Supplied information:
————
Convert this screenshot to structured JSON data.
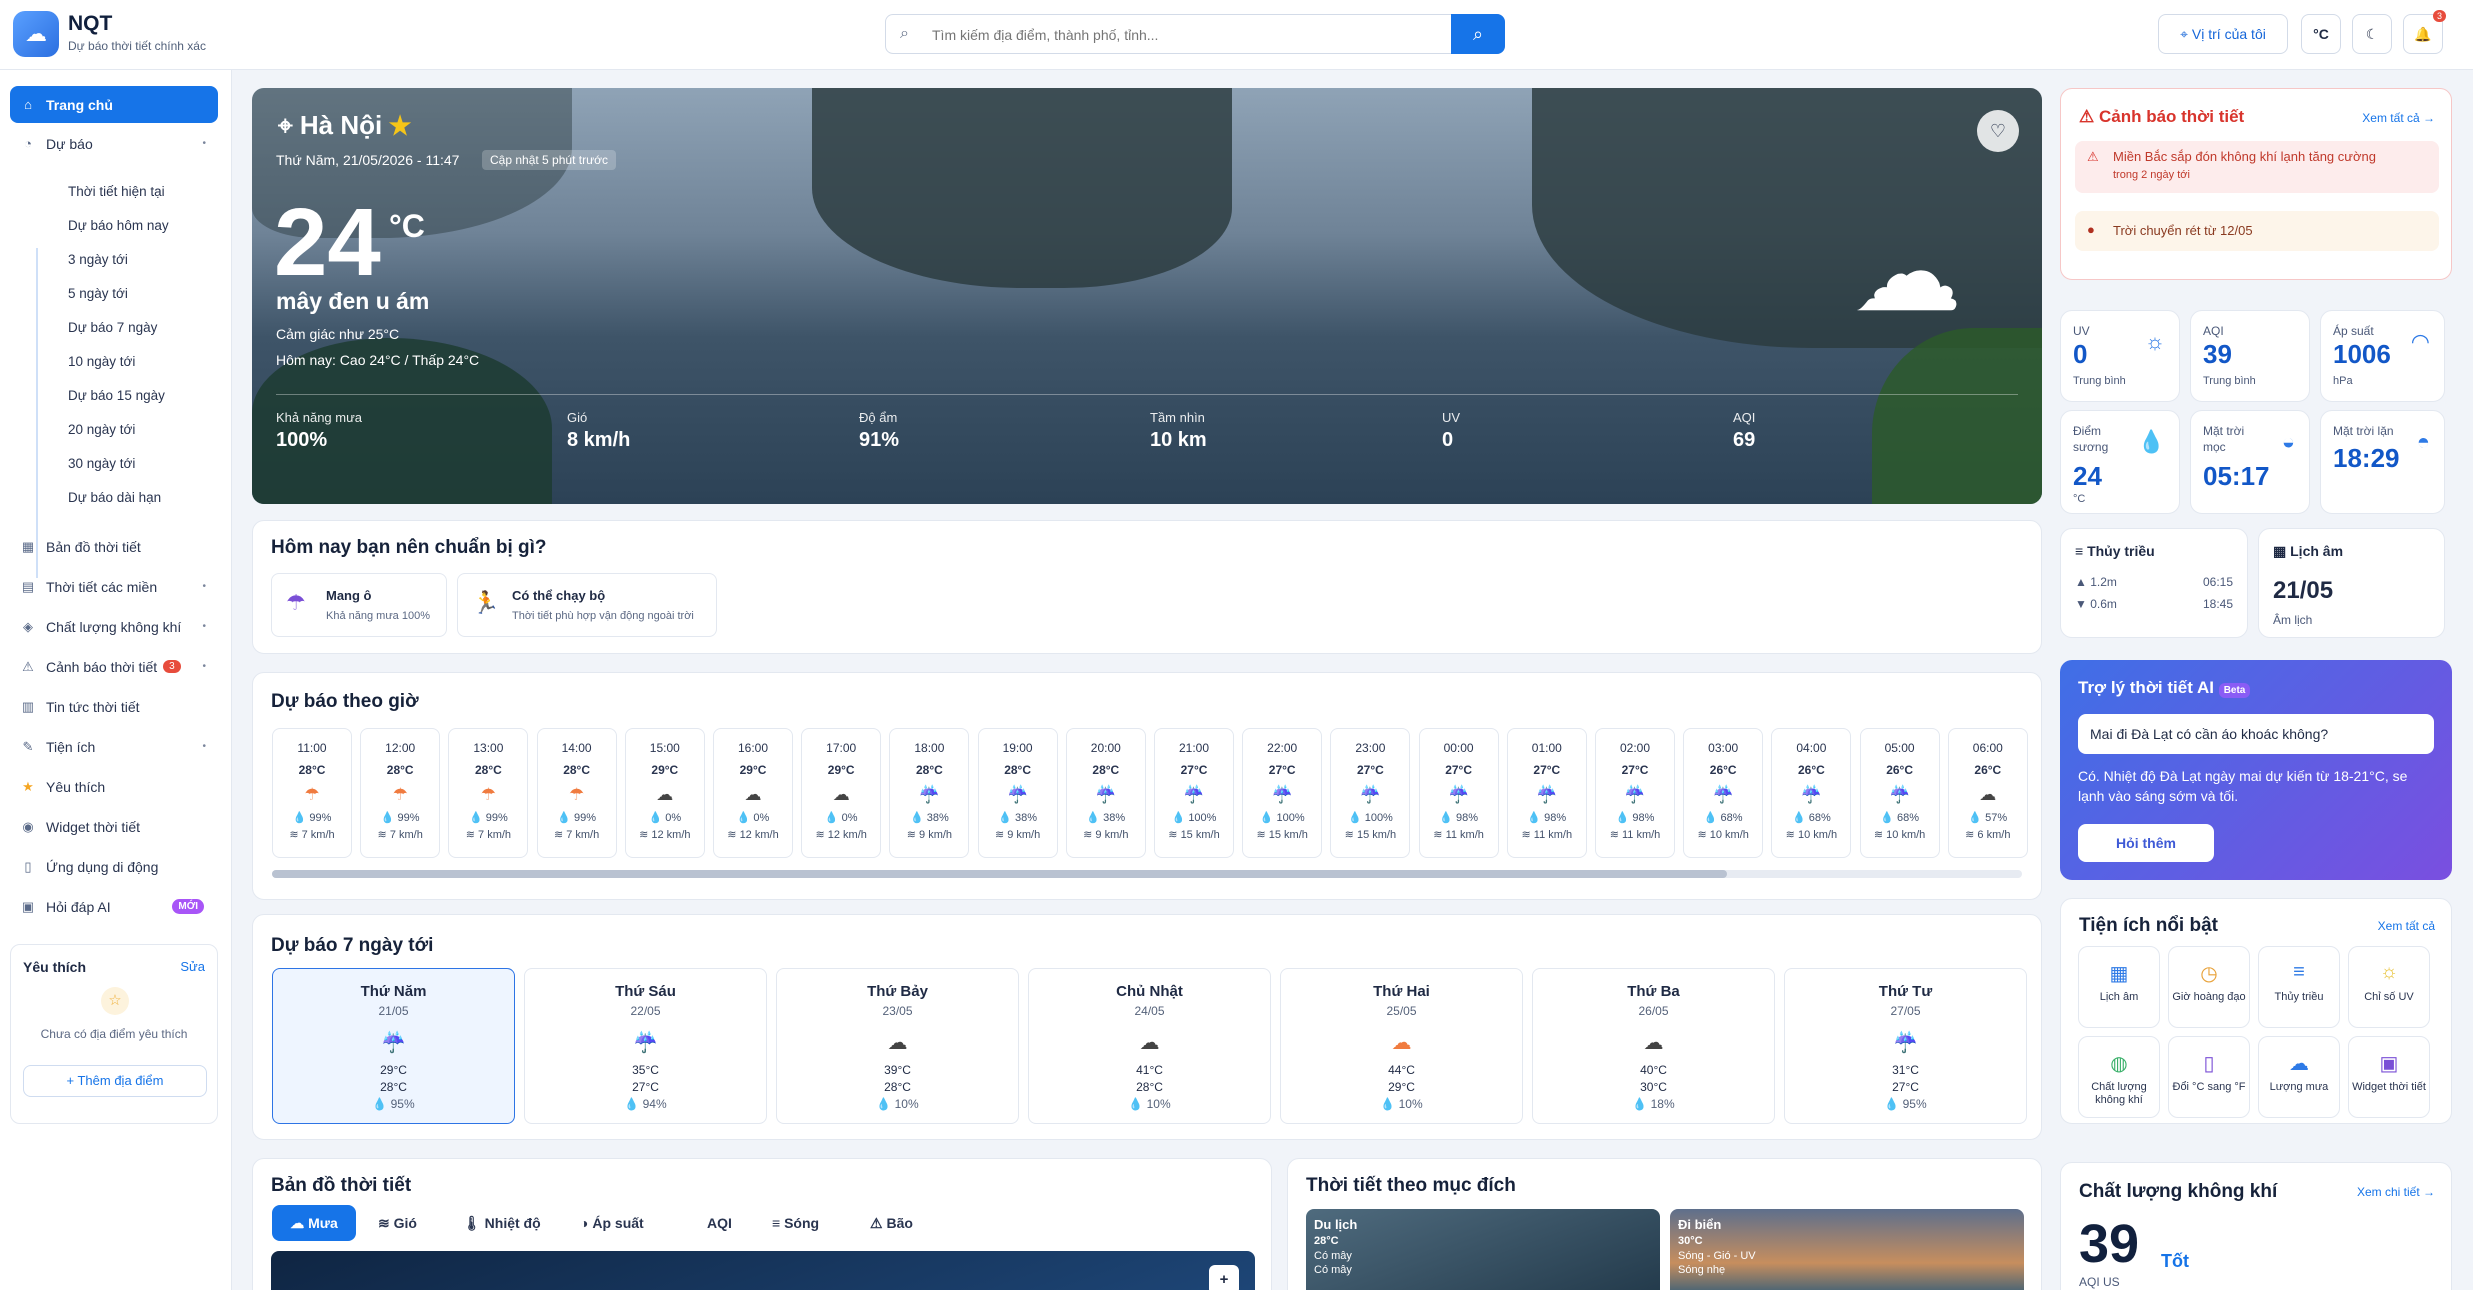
{
  "header": {
    "brand": "NQT",
    "tagline": "Dự báo thời tiết chính xác",
    "search_placeholder": "Tìm kiếm địa điểm, thành phố, tỉnh...",
    "location_btn": "Vị trí của tôi",
    "unit_btn": "°C",
    "notif_count": "3"
  },
  "sidebar": {
    "items": [
      {
        "label": "Trang chủ",
        "icon": "home-icon"
      },
      {
        "label": "Dự báo",
        "icon": "forecast-icon"
      },
      {
        "label": "Bản đồ thời tiết",
        "icon": "map-icon"
      },
      {
        "label": "Thời tiết các miền",
        "icon": "region-icon"
      },
      {
        "label": "Chất lượng không khí",
        "icon": "air-icon"
      },
      {
        "label": "Cảnh báo thời tiết",
        "icon": "alert-icon",
        "badge": "3"
      },
      {
        "label": "Tin tức thời tiết",
        "icon": "news-icon"
      },
      {
        "label": "Tiện ích",
        "icon": "tools-icon"
      },
      {
        "label": "Yêu thích",
        "icon": "star-icon"
      },
      {
        "label": "Widget thời tiết",
        "icon": "widget-icon"
      },
      {
        "label": "Ứng dụng di động",
        "icon": "phone-icon"
      },
      {
        "label": "Hỏi đáp AI",
        "icon": "ai-icon",
        "badge": "MỚI"
      }
    ],
    "sub": [
      "Thời tiết hiện tại",
      "Dự báo hôm nay",
      "3 ngày tới",
      "5 ngày tới",
      "Dự báo 7 ngày",
      "10 ngày tới",
      "Dự báo 15 ngày",
      "20 ngày tới",
      "30 ngày tới",
      "Dự báo dài hạn"
    ],
    "fav": {
      "title": "Yêu thích",
      "edit": "Sửa",
      "empty": "Chưa có địa điểm yêu thích",
      "add": "+ Thêm địa điểm"
    }
  },
  "hero": {
    "city": "Hà Nội",
    "datetime": "Thứ Năm, 21/05/2026 - 11:47",
    "updated": "Cập nhật 5 phút trước",
    "temp": "24",
    "unit": "°C",
    "desc": "mây đen u ám",
    "feels": "Cảm giác như 25°C",
    "today": "Hôm nay: Cao 24°C / Thấp 24°C",
    "stats": [
      {
        "label": "Khả năng mưa",
        "value": "100%"
      },
      {
        "label": "Gió",
        "value": "8 km/h"
      },
      {
        "label": "Độ ẩm",
        "value": "91%"
      },
      {
        "label": "Tầm nhìn",
        "value": "10 km"
      },
      {
        "label": "UV",
        "value": "0"
      },
      {
        "label": "AQI",
        "value": "69"
      }
    ]
  },
  "prep": {
    "title": "Hôm nay bạn nên chuẩn bị gì?",
    "items": [
      {
        "title": "Mang ô",
        "sub": "Khả năng mưa 100%"
      },
      {
        "title": "Có thể chạy bộ",
        "sub": "Thời tiết phù hợp vận động ngoài trời"
      }
    ]
  },
  "hourly": {
    "title": "Dự báo theo giờ",
    "items": [
      {
        "t": "11:00",
        "tp": "28°C",
        "r": "99%",
        "w": "7 km/h",
        "i": "sun-rain"
      },
      {
        "t": "12:00",
        "tp": "28°C",
        "r": "99%",
        "w": "7 km/h",
        "i": "sun-rain"
      },
      {
        "t": "13:00",
        "tp": "28°C",
        "r": "99%",
        "w": "7 km/h",
        "i": "sun-rain"
      },
      {
        "t": "14:00",
        "tp": "28°C",
        "r": "99%",
        "w": "7 km/h",
        "i": "sun-rain"
      },
      {
        "t": "15:00",
        "tp": "29°C",
        "r": "0%",
        "w": "12 km/h",
        "i": "cloud"
      },
      {
        "t": "16:00",
        "tp": "29°C",
        "r": "0%",
        "w": "12 km/h",
        "i": "cloud"
      },
      {
        "t": "17:00",
        "tp": "29°C",
        "r": "0%",
        "w": "12 km/h",
        "i": "cloud"
      },
      {
        "t": "18:00",
        "tp": "28°C",
        "r": "38%",
        "w": "9 km/h",
        "i": "rain"
      },
      {
        "t": "19:00",
        "tp": "28°C",
        "r": "38%",
        "w": "9 km/h",
        "i": "rain"
      },
      {
        "t": "20:00",
        "tp": "28°C",
        "r": "38%",
        "w": "9 km/h",
        "i": "rain"
      },
      {
        "t": "21:00",
        "tp": "27°C",
        "r": "100%",
        "w": "15 km/h",
        "i": "rain"
      },
      {
        "t": "22:00",
        "tp": "27°C",
        "r": "100%",
        "w": "15 km/h",
        "i": "rain"
      },
      {
        "t": "23:00",
        "tp": "27°C",
        "r": "100%",
        "w": "15 km/h",
        "i": "rain"
      },
      {
        "t": "00:00",
        "tp": "27°C",
        "r": "98%",
        "w": "11 km/h",
        "i": "rain"
      },
      {
        "t": "01:00",
        "tp": "27°C",
        "r": "98%",
        "w": "11 km/h",
        "i": "rain"
      },
      {
        "t": "02:00",
        "tp": "27°C",
        "r": "98%",
        "w": "11 km/h",
        "i": "rain"
      },
      {
        "t": "03:00",
        "tp": "26°C",
        "r": "68%",
        "w": "10 km/h",
        "i": "rain"
      },
      {
        "t": "04:00",
        "tp": "26°C",
        "r": "68%",
        "w": "10 km/h",
        "i": "rain"
      },
      {
        "t": "05:00",
        "tp": "26°C",
        "r": "68%",
        "w": "10 km/h",
        "i": "rain"
      },
      {
        "t": "06:00",
        "tp": "26°C",
        "r": "57%",
        "w": "6 km/h",
        "i": "cloud"
      }
    ]
  },
  "daily": {
    "title": "Dự báo 7 ngày tới",
    "items": [
      {
        "d": "Thứ Năm",
        "dt": "21/05",
        "hi": "29°C",
        "lo": "28°C",
        "r": "95%",
        "i": "rain"
      },
      {
        "d": "Thứ Sáu",
        "dt": "22/05",
        "hi": "35°C",
        "lo": "27°C",
        "r": "94%",
        "i": "rain"
      },
      {
        "d": "Thứ Bảy",
        "dt": "23/05",
        "hi": "39°C",
        "lo": "28°C",
        "r": "10%",
        "i": "cloud"
      },
      {
        "d": "Chủ Nhật",
        "dt": "24/05",
        "hi": "41°C",
        "lo": "28°C",
        "r": "10%",
        "i": "cloud"
      },
      {
        "d": "Thứ Hai",
        "dt": "25/05",
        "hi": "44°C",
        "lo": "29°C",
        "r": "10%",
        "i": "sun-cloud"
      },
      {
        "d": "Thứ Ba",
        "dt": "26/05",
        "hi": "40°C",
        "lo": "30°C",
        "r": "18%",
        "i": "cloud"
      },
      {
        "d": "Thứ Tư",
        "dt": "27/05",
        "hi": "31°C",
        "lo": "27°C",
        "r": "95%",
        "i": "rain"
      }
    ]
  },
  "map": {
    "title": "Bản đồ thời tiết",
    "tabs": [
      "Mưa",
      "Gió",
      "Nhiệt độ",
      "Áp suất",
      "AQI",
      "Sóng",
      "Bão"
    ]
  },
  "purpose": {
    "title": "Thời tiết theo mục đích",
    "items": [
      {
        "name": "Du lịch",
        "temp": "28°C",
        "l1": "Có mây",
        "l2": "Có mây"
      },
      {
        "name": "Đi biển",
        "temp": "30°C",
        "l1": "Sóng - Gió - UV",
        "l2": "Sóng nhẹ"
      }
    ]
  },
  "alerts": {
    "title": "Cảnh báo thời tiết",
    "more": "Xem tất cả →",
    "items": [
      "Miền Bắc sắp đón không khí lạnh tăng cường",
      "Trời chuyển rét từ 12/05"
    ],
    "sub": "trong 2 ngày tới"
  },
  "metrics": [
    {
      "label": "UV",
      "value": "0",
      "sub": "Trung bình",
      "icon": "sun-icon"
    },
    {
      "label": "AQI",
      "value": "39",
      "sub": "Trung bình",
      "icon": "aqi-icon"
    },
    {
      "label": "Áp suất",
      "value": "1006",
      "sub": "hPa",
      "icon": "gauge-icon"
    },
    {
      "label": "Điểm sương",
      "value": "24",
      "sub": "°C",
      "icon": "drop-icon"
    },
    {
      "label": "Mặt trời mọc",
      "value": "05:17",
      "sub": "",
      "icon": "sunrise-icon"
    },
    {
      "label": "Mặt trời lặn",
      "value": "18:29",
      "sub": "",
      "icon": "sunset-icon"
    }
  ],
  "tide": {
    "title": "Thủy triều",
    "hi": "1.2m",
    "hit": "06:15",
    "lo": "0.6m",
    "lot": "18:45"
  },
  "lunar": {
    "title": "Lịch âm",
    "date": "21/05",
    "sub": "Âm lịch"
  },
  "ai": {
    "title": "Trợ lý thời tiết AI",
    "beta": "Beta",
    "question": "Mai đi Đà Lạt có cần áo khoác không?",
    "answer": "Có. Nhiệt độ Đà Lạt ngày mai dự kiến từ 18-21°C, se lạnh vào sáng sớm và tối.",
    "btn": "Hỏi thêm"
  },
  "tools": {
    "title": "Tiện ích nổi bật",
    "more": "Xem tất cả",
    "items": [
      "Lịch âm",
      "Giờ hoàng đạo",
      "Thủy triều",
      "Chỉ số UV",
      "Chất lượng không khí",
      "Đổi °C sang °F",
      "Lượng mưa",
      "Widget thời tiết"
    ]
  },
  "aq": {
    "title": "Chất lượng không khí",
    "more": "Xem chi tiết →",
    "value": "39",
    "label": "Tốt",
    "sub": "AQI US"
  }
}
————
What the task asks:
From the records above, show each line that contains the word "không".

Expected answer:
        "label": "Chất lượng không khí",
      "Miền Bắc sắp đón không khí lạnh tăng cường",
    "question": "Mai đi Đà Lạt có cần áo khoác không?",
      "Chất lượng không khí",
    "title": "Chất lượng không khí",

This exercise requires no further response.